[Element data from apps and pages]
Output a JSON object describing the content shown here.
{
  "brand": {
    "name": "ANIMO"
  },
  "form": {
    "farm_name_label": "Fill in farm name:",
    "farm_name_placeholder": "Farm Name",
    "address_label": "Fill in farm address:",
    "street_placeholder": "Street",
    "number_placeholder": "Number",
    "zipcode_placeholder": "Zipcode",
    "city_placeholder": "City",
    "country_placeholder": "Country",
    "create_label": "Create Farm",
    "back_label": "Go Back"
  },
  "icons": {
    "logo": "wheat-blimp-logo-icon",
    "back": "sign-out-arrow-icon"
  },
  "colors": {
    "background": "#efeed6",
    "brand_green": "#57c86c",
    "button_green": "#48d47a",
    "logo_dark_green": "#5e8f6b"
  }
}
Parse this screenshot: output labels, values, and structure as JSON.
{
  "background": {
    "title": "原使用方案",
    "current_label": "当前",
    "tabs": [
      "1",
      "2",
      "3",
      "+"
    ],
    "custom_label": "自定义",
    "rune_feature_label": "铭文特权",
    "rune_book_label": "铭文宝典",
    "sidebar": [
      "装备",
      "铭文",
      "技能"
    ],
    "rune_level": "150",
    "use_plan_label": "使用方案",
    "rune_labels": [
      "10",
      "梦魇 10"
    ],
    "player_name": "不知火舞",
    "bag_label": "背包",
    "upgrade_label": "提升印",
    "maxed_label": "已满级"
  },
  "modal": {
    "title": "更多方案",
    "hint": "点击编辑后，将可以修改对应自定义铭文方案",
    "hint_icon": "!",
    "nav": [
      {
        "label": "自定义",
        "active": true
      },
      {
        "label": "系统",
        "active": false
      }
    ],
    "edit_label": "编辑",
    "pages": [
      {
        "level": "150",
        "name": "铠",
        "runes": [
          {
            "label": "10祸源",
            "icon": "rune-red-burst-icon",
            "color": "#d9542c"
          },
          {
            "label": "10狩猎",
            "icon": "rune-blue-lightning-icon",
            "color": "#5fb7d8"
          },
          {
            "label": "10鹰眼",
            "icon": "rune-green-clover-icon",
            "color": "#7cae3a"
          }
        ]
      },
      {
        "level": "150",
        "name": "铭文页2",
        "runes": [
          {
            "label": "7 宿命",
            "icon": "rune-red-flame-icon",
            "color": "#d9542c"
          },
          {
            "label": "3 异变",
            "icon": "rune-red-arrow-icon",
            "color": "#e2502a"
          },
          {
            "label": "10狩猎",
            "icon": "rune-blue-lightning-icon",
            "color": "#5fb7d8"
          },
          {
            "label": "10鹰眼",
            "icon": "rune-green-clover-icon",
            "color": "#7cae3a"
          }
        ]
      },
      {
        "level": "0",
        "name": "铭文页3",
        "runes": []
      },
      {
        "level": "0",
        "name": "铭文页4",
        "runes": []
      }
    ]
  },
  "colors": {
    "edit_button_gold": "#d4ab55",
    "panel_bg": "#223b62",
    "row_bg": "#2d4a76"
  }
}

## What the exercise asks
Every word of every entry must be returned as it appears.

## Output below
Output a JSON object describing the content shown here.
{
  "brand": {
    "name": "ANIMO"
  },
  "form": {
    "farm_name_label": "Fill in farm name:",
    "farm_name_placeholder": "Farm Name",
    "address_label": "Fill in farm address:",
    "street_placeholder": "Street",
    "number_placeholder": "Number",
    "zipcode_placeholder": "Zipcode",
    "city_placeholder": "City",
    "country_placeholder": "Country",
    "create_label": "Create Farm",
    "back_label": "Go Back"
  },
  "icons": {
    "logo": "wheat-blimp-logo-icon",
    "back": "sign-out-arrow-icon"
  },
  "colors": {
    "background": "#efeed6",
    "brand_green": "#57c86c",
    "button_green": "#48d47a",
    "logo_dark_green": "#5e8f6b"
  }
}
Parse this screenshot: output labels, values, and structure as JSON.
{
  "background": {
    "title": "原使用方案",
    "current_label": "当前",
    "tabs": [
      "1",
      "2",
      "3",
      "+"
    ],
    "custom_label": "自定义",
    "rune_feature_label": "铭文特权",
    "rune_book_label": "铭文宝典",
    "sidebar": [
      "装备",
      "铭文",
      "技能"
    ],
    "rune_level": "150",
    "use_plan_label": "使用方案",
    "rune_labels": [
      "10",
      "梦魇 10"
    ],
    "player_name": "不知火舞",
    "bag_label": "背包",
    "upgrade_label": "提升印",
    "maxed_label": "已满级"
  },
  "modal": {
    "title": "更多方案",
    "hint": "点击编辑后，将可以修改对应自定义铭文方案",
    "hint_icon": "!",
    "nav": [
      {
        "label": "自定义",
        "active": true
      },
      {
        "label": "系统",
        "active": false
      }
    ],
    "edit_label": "编辑",
    "pages": [
      {
        "level": "150",
        "name": "铠",
        "runes": [
          {
            "label": "10祸源",
            "icon": "rune-red-burst-icon",
            "color": "#d9542c"
          },
          {
            "label": "10狩猎",
            "icon": "rune-blue-lightning-icon",
            "color": "#5fb7d8"
          },
          {
            "label": "10鹰眼",
            "icon": "rune-green-clover-icon",
            "color": "#7cae3a"
          }
        ]
      },
      {
        "level": "150",
        "name": "铭文页2",
        "runes": [
          {
            "label": "7 宿命",
            "icon": "rune-red-flame-icon",
            "color": "#d9542c"
          },
          {
            "label": "3 异变",
            "icon": "rune-red-arrow-icon",
            "color": "#e2502a"
          },
          {
            "label": "10狩猎",
            "icon": "rune-blue-lightning-icon",
            "color": "#5fb7d8"
          },
          {
            "label": "10鹰眼",
            "icon": "rune-green-clover-icon",
            "color": "#7cae3a"
          }
        ]
      },
      {
        "level": "0",
        "name": "铭文页3",
        "runes": []
      },
      {
        "level": "0",
        "name": "铭文页4",
        "runes": []
      }
    ]
  },
  "colors": {
    "edit_button_gold": "#d4ab55",
    "panel_bg": "#223b62",
    "row_bg": "#2d4a76"
  }
}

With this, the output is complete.